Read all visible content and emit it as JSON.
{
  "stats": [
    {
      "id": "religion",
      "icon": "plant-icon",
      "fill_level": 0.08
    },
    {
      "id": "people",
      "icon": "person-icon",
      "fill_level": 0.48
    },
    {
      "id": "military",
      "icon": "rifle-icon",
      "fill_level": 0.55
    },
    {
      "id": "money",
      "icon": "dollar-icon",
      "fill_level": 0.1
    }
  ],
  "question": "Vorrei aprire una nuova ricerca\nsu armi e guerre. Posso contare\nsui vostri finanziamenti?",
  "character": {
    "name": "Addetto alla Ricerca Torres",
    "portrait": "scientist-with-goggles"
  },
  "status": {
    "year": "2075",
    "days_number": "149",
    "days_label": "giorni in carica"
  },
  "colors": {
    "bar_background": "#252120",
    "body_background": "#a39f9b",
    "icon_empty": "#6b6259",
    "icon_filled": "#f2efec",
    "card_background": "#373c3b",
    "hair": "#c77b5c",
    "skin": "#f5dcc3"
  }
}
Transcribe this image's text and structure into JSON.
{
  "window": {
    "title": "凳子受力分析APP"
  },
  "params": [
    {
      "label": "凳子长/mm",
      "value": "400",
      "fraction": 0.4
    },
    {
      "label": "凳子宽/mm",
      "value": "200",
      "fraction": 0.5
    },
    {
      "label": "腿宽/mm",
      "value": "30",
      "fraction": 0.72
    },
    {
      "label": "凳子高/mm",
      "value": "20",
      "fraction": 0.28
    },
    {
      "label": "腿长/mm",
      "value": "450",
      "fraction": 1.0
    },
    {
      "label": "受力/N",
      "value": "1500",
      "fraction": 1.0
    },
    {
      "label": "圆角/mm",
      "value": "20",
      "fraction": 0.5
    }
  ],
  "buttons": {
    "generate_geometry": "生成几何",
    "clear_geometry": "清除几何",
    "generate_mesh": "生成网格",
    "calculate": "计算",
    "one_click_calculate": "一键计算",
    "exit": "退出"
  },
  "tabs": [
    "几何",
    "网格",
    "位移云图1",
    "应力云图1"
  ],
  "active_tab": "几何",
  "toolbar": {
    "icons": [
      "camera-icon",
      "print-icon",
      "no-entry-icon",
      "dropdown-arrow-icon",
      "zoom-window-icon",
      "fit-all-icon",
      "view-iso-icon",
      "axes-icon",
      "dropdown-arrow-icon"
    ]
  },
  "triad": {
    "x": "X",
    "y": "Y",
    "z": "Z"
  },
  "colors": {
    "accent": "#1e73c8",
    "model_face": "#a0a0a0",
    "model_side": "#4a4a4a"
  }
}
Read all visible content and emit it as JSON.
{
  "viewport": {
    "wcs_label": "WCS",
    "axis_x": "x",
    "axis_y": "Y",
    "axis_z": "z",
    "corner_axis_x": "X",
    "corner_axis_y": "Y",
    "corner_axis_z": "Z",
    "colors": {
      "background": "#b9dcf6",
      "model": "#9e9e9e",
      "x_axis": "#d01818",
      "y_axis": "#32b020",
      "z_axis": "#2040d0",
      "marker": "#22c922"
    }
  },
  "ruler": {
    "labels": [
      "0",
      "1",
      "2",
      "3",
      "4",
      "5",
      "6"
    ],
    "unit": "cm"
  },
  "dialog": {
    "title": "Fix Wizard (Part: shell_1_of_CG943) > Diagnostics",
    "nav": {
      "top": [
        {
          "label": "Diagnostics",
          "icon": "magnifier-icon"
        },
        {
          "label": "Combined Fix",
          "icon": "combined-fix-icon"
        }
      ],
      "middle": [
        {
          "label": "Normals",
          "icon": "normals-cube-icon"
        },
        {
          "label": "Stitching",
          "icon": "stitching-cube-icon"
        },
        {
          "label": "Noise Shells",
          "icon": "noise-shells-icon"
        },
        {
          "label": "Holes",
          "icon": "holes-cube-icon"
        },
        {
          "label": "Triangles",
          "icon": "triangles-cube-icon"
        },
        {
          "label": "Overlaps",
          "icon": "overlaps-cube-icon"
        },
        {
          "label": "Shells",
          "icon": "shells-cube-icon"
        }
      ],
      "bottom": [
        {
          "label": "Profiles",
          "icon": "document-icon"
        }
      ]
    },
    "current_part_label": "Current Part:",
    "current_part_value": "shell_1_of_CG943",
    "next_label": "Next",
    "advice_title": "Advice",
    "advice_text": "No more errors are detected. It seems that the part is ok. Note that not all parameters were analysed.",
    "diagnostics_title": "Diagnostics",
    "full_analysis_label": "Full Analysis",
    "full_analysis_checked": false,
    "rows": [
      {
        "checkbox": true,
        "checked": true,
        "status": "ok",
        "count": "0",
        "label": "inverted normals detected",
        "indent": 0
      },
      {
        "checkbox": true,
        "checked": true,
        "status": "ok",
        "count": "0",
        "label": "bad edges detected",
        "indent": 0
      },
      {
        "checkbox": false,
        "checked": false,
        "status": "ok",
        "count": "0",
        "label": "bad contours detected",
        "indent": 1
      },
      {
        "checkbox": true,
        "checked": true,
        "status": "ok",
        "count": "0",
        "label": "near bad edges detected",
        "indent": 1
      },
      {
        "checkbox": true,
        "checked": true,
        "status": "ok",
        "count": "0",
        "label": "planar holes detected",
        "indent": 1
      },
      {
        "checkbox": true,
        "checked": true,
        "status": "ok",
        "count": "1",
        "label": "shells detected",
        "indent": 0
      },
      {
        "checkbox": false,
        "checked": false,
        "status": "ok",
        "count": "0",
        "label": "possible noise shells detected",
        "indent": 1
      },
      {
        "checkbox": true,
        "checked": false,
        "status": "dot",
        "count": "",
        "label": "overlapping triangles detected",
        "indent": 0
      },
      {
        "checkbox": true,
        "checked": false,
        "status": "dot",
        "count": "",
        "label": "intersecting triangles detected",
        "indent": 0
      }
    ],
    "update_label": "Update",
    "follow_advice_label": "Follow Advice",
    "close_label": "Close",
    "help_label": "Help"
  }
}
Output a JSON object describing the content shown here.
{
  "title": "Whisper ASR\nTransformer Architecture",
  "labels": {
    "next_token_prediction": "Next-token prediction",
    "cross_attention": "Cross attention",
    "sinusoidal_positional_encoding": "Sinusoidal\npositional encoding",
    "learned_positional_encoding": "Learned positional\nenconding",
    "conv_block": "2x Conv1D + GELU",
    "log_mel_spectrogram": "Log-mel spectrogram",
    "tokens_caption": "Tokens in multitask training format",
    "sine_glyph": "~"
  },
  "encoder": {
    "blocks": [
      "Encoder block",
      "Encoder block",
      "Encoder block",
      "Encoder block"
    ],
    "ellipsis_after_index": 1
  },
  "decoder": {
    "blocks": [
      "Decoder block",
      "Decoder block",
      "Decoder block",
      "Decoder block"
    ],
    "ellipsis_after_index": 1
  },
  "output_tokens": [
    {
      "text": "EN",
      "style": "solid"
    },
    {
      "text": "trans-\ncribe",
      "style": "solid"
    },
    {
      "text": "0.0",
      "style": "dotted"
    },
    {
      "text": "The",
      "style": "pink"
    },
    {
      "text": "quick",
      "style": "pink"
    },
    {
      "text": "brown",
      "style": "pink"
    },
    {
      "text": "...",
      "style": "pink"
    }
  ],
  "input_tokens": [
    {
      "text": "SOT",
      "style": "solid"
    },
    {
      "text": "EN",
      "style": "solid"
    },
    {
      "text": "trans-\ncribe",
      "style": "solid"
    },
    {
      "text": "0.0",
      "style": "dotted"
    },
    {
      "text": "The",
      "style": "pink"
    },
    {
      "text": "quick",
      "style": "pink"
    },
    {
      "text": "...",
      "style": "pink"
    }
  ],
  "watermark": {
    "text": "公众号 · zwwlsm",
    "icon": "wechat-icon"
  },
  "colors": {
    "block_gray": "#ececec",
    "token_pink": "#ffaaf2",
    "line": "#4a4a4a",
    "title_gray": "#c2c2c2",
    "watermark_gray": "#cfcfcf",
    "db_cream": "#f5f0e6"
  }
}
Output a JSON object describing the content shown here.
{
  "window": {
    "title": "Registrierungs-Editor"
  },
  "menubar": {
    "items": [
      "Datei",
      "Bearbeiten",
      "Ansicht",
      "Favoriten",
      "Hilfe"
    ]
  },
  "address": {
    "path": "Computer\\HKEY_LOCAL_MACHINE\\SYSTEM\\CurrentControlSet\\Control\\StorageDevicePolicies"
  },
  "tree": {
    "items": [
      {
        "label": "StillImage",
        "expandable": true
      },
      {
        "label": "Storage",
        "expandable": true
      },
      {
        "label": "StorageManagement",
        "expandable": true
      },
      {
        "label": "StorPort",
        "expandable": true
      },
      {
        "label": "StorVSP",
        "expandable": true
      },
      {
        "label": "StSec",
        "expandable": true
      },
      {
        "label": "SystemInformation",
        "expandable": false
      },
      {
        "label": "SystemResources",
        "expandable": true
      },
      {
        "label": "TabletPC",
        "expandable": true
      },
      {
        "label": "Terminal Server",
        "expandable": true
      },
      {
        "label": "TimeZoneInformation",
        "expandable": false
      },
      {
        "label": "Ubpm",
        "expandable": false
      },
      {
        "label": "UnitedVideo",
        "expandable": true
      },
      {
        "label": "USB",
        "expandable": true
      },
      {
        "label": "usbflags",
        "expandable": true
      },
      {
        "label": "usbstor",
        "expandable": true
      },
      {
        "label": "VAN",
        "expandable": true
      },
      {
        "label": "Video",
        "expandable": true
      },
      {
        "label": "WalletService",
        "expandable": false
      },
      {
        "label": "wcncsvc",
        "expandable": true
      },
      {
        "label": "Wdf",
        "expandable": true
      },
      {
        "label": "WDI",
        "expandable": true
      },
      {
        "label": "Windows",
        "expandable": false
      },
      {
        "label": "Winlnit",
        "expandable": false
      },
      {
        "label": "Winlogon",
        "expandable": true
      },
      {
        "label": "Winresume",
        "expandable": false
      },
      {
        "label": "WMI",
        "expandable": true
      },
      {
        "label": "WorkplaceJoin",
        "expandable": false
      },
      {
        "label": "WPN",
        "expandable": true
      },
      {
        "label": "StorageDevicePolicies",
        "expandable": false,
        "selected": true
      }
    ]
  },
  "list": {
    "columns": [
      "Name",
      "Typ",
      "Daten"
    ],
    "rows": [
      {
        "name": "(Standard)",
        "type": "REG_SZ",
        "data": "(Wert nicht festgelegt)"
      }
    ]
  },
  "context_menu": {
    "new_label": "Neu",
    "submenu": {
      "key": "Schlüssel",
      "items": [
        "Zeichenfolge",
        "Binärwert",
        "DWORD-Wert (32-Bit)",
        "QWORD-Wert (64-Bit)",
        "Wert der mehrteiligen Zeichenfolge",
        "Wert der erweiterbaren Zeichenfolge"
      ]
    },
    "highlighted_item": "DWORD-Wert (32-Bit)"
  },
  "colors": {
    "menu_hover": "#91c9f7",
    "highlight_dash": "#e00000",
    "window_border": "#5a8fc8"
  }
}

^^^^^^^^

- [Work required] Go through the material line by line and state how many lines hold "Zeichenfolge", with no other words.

- [Result of the task] 3